Although the computer was hyped as being advanced for its time, and relatively cheap, it failed to sell well, and UK production was suspended in 1985, due to lack of demand. After Amstrad acquired Sinclair's computer products lines in April 1986, the QL was officially discontinued. Apart from its reliability issues, the target business market was becoming wedded to the IBM PC platform, whilst the majority of ZX Spectrum owners were uninterested in upgrading to a machine which had a minimal library of games. Sinclair's persistence with the non-standard Microdrive and uncomfortable keyboard did not endear it to the business market; coupled with the machine's resemblance to a ZX Spectrum, they led many to perceive the QL as something akin to a toy. Software publishers were also reluctant to support the QL due to the necessity of using Microdrive cartridges as a distribution medium.
The QL's CPU, ZX8301 and ZX8302 ULAs and ZX Microdrives also formed the basis of International Computers Limited's (ICL's) One Per Desk (OPD) - also marketed by British Telecom as the Merlin Tonto and by Telecom Australia as the Computerphone. The result of a three-year collaboration between Sinclair Research, ICL and British Telecom, the OPD had the intriguing addition of a telephone handset on one end of the keyboard, and rudimentary Computer-Telephony Integration (CTI) software. This curious machine interested a number of high-profile business customers, including certain divisions of the former UK Customs and Excise Department, but its success was generally limited.In the late eighties they were used in Bingo halls to allow a country wide networked bingo game.
After Amstrad abandoned the QL, several companies previously involved in the QL peripherals market stepped in to fill the void.These included CST and DanSoft, creators of the Thor line of compatible systems; Miracle Systems, creator of the Gold Card and Super Gold Card processor/memory upgrade cards and the QXL PC-based hardware emulator; and Qubbesoft, with the Aurora, the first replacement QL mainboard, featuring enhanced graphics modes.
In the late 1990s, two partly QL-compatible motherboards named Q40 and Q60 (collectively referred to as Qx0) were designed by Peter Graf and marketed by D&D Systems.
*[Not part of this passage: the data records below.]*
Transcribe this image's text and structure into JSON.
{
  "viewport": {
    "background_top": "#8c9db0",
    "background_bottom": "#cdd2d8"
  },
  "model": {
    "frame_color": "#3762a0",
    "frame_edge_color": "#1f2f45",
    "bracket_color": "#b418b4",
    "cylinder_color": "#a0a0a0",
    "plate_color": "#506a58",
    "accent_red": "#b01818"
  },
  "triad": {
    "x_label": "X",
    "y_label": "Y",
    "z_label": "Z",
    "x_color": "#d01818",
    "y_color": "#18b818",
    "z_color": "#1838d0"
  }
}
The Q40 and Q60, being based around the 68040 and 68060 CPUs respectively, were much more powerful than the original QL and have the ability among other things (such as multimedia, high resolution graphics, Ethernet networking etc.) to run the Linux operating system.
Hardware add-ons are still being produced for the original QL mainly by TF Services who supply various hardware and software upgrades.
A few patched versions of QDOS were produced, most notably Minerva which gradually evolved into a completely rewritten operating system, offering improved speed, with multitasking SuperBASIC interpreters. Tony Tebby went on to produce another updated operating system, SMSQ/E, which has continued to be developed for the Sinclair QL and emulators, offering many more features.